## Prompt
The output must reproduce each line of the data word for word.

[[ The records, beginning ]]

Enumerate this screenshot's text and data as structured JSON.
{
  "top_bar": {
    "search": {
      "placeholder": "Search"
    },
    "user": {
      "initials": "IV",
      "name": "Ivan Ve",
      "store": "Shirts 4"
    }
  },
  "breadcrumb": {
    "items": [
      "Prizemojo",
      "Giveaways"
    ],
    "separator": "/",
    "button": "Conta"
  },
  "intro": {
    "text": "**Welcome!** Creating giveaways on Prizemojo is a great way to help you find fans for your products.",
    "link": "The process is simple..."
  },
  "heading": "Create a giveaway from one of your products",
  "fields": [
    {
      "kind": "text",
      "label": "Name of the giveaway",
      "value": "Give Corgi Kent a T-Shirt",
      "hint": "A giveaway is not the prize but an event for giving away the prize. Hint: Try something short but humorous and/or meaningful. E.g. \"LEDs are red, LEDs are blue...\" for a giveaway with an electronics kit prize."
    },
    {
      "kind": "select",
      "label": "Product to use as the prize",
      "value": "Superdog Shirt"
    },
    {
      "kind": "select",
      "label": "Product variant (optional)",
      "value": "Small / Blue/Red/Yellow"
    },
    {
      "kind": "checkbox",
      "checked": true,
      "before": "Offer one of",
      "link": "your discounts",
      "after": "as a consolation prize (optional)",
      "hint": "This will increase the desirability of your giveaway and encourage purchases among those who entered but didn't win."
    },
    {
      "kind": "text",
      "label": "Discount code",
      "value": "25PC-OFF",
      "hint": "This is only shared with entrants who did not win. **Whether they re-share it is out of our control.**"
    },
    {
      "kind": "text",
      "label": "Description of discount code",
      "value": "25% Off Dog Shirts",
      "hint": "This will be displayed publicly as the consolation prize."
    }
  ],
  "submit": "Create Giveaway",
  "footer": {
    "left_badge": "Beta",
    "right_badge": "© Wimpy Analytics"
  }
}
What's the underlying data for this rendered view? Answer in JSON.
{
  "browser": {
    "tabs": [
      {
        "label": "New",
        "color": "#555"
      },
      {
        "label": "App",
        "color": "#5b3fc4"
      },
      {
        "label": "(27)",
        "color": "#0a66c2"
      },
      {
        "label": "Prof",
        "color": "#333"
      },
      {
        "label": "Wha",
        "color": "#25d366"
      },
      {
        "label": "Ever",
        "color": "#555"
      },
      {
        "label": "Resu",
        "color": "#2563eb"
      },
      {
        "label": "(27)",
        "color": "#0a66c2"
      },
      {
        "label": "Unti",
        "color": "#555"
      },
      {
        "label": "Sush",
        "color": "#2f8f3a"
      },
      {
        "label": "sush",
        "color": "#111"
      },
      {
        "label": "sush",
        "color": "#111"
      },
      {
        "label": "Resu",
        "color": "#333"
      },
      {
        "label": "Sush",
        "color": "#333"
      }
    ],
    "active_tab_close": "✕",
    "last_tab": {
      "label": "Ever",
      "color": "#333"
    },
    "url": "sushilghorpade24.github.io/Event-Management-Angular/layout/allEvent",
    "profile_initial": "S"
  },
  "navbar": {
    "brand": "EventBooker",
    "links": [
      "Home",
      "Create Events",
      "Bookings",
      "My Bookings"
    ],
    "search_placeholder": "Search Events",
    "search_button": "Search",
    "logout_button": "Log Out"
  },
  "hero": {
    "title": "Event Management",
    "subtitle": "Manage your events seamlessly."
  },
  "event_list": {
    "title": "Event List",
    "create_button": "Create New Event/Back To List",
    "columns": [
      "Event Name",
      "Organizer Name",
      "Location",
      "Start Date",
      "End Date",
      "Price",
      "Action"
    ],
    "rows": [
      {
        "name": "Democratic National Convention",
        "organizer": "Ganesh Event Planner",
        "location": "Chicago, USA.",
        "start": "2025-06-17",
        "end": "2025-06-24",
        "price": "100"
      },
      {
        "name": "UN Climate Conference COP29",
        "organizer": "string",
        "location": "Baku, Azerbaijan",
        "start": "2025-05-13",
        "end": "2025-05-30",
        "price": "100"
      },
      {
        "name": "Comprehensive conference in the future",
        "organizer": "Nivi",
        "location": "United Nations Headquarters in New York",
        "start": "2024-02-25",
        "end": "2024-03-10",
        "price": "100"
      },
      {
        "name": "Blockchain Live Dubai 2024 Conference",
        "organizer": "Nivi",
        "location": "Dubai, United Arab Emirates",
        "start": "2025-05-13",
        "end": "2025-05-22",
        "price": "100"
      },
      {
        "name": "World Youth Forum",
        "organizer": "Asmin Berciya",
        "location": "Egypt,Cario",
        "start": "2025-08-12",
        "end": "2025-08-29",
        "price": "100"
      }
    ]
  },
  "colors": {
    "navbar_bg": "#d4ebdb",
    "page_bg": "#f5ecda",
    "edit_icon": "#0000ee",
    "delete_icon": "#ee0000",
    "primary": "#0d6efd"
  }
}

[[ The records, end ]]

## Solution to the exercise
Enumerate this screenshot's text and data as structured JSON.
{
  "top_bar": {
    "search": {
      "placeholder": "Search"
    },
    "user": {
      "initials": "IV",
      "name": "Ivan Ve",
      "store": "Shirts 4"
    }
  },
  "breadcrumb": {
    "items": [
      "Prizemojo",
      "Giveaways"
    ],
    "separator": "/",
    "button": "Conta"
  },
  "intro": {
    "text": "**Welcome!** Creating giveaways on Prizemojo is a great way to help you find fans for your products.",
    "link": "The process is simple..."
  },
  "heading": "Create a giveaway from one of your products",
  "fields": [
    {
      "kind": "text",
      "label": "Name of the giveaway",
      "value": "Give Corgi Kent a T-Shirt",
      "hint": "A giveaway is not the prize but an event for giving away the prize. Hint: Try something short but humorous and/or meaningful. E.g. \"LEDs are red, LEDs are blue...\" for a giveaway with an electronics kit prize."
    },
    {
      "kind": "select",
      "label": "Product to use as the prize",
      "value": "Superdog Shirt"
    },
    {
      "kind": "select",
      "label": "Product variant (optional)",
      "value": "Small / Blue/Red/Yellow"
    },
    {
      "kind": "checkbox",
      "checked": true,
      "before": "Offer one of",
      "link": "your discounts",
      "after": "as a consolation prize (optional)",
      "hint": "This will increase the desirability of your giveaway and encourage purchases among those who entered but didn't win."
    },
    {
      "kind": "text",
      "label": "Discount code",
      "value": "25PC-OFF",
      "hint": "This is only shared with entrants who did not win. **Whether they re-share it is out of our control.**"
    },
    {
      "kind": "text",
      "label": "Description of discount code",
      "value": "25% Off Dog Shirts",
      "hint": "This will be displayed publicly as the consolation prize."
    }
  ],
  "submit": "Create Giveaway",
  "footer": {
    "left_badge": "Beta",
    "right_badge": "© Wimpy Analytics"
  }
}
What's the underlying data for this rendered view? Answer in JSON.
{
  "browser": {
    "tabs": [
      {
        "label": "New",
        "color": "#555"
      },
      {
        "label": "App",
        "color": "#5b3fc4"
      },
      {
        "label": "(27)",
        "color": "#0a66c2"
      },
      {
        "label": "Prof",
        "color": "#333"
      },
      {
        "label": "Wha",
        "color": "#25d366"
      },
      {
        "label": "Ever",
        "color": "#555"
      },
      {
        "label": "Resu",
        "color": "#2563eb"
      },
      {
        "label": "(27)",
        "color": "#0a66c2"
      },
      {
        "label": "Unti",
        "color": "#555"
      },
      {
        "label": "Sush",
        "color": "#2f8f3a"
      },
      {
        "label": "sush",
        "color": "#111"
      },
      {
        "label": "sush",
        "color": "#111"
      },
      {
        "label": "Resu",
        "color": "#333"
      },
      {
        "label": "Sush",
        "color": "#333"
      }
    ],
    "active_tab_close": "✕",
    "last_tab": {
      "label": "Ever",
      "color": "#333"
    },
    "url": "sushilghorpade24.github.io/Event-Management-Angular/layout/allEvent",
    "profile_initial": "S"
  },
  "navbar": {
    "brand": "EventBooker",
    "links": [
      "Home",
      "Create Events",
      "Bookings",
      "My Bookings"
    ],
    "search_placeholder": "Search Events",
    "search_button": "Search",
    "logout_button": "Log Out"
  },
  "hero": {
    "title": "Event Management",
    "subtitle": "Manage your events seamlessly."
  },
  "event_list": {
    "title": "Event List",
    "create_button": "Create New Event/Back To List",
    "columns": [
      "Event Name",
      "Organizer Name",
      "Location",
      "Start Date",
      "End Date",
      "Price",
      "Action"
    ],
    "rows": [
      {
        "name": "Democratic National Convention",
        "organizer": "Ganesh Event Planner",
        "location": "Chicago, USA.",
        "start": "2025-06-17",
        "end": "2025-06-24",
        "price": "100"
      },
      {
        "name": "UN Climate Conference COP29",
        "organizer": "string",
        "location": "Baku, Azerbaijan",
        "start": "2025-05-13",
        "end": "2025-05-30",
        "price": "100"
      },
      {
        "name": "Comprehensive conference in the future",
        "organizer": "Nivi",
        "location": "United Nations Headquarters in New York",
        "start": "2024-02-25",
        "end": "2024-03-10",
        "price": "100"
      },
      {
        "name": "Blockchain Live Dubai 2024 Conference",
        "organizer": "Nivi",
        "location": "Dubai, United Arab Emirates",
        "start": "2025-05-13",
        "end": "2025-05-22",
        "price": "100"
      },
      {
        "name": "World Youth Forum",
        "organizer": "Asmin Berciya",
        "location": "Egypt,Cario",
        "start": "2025-08-12",
        "end": "2025-08-29",
        "price": "100"
      }
    ]
  },
  "colors": {
    "navbar_bg": "#d4ebdb",
    "page_bg": "#f5ecda",
    "edit_icon": "#0000ee",
    "delete_icon": "#ee0000",
    "primary": "#0d6efd"
  }
}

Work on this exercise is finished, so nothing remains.